Where a line of the records holds the string "this", copy that line.
******************************
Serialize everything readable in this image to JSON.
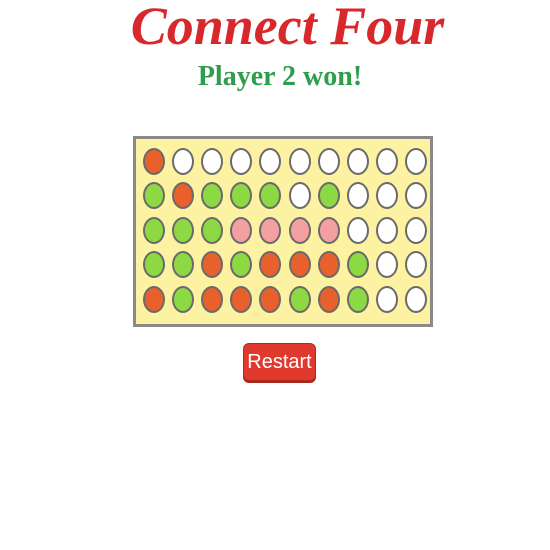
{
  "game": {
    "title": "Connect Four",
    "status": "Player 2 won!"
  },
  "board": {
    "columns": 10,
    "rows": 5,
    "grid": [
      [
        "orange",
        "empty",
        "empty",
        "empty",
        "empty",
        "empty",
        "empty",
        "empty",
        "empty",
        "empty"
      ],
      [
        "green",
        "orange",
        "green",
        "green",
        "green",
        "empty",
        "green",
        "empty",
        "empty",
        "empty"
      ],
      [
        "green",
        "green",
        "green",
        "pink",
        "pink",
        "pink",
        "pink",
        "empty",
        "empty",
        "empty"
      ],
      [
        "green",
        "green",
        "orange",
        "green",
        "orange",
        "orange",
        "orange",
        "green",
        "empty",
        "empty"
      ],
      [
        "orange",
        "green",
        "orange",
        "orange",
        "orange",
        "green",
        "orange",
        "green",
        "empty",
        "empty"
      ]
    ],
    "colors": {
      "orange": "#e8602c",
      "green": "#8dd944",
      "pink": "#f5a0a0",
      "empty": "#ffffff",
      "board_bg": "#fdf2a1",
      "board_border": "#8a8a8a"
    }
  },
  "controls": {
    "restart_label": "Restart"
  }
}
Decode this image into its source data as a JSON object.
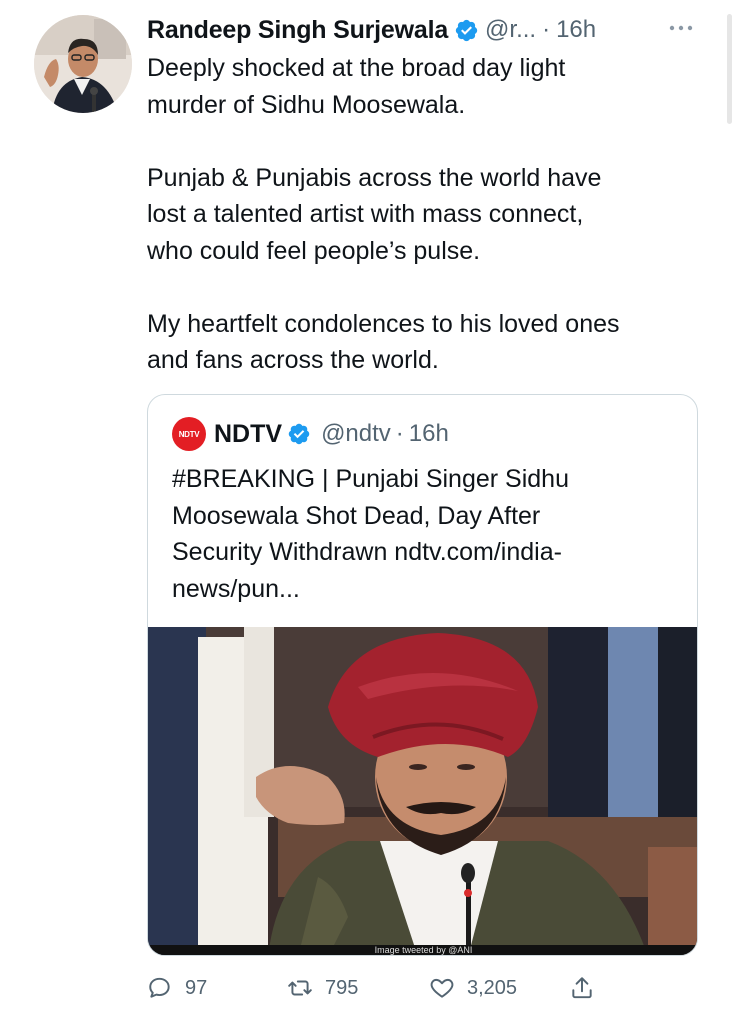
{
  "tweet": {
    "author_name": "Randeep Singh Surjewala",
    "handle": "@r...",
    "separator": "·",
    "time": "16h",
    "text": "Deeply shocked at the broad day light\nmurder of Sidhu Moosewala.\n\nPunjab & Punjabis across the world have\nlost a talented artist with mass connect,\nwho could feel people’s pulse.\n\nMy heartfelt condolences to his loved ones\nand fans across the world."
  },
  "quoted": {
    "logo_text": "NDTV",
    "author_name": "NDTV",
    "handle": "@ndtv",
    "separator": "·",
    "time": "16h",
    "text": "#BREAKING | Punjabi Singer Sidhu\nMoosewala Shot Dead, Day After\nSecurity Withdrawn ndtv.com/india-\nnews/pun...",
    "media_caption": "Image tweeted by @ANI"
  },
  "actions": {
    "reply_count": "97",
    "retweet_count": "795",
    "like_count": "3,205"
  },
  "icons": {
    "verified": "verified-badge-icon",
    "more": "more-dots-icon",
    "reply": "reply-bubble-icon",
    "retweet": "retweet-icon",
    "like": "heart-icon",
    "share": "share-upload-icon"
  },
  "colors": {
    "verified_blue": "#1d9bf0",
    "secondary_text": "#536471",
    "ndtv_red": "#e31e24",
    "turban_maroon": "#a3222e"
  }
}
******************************
** RESPONSE AREA **
Serialize everything readable in this image to JSON.
Decode this image into its source data as a JSON object.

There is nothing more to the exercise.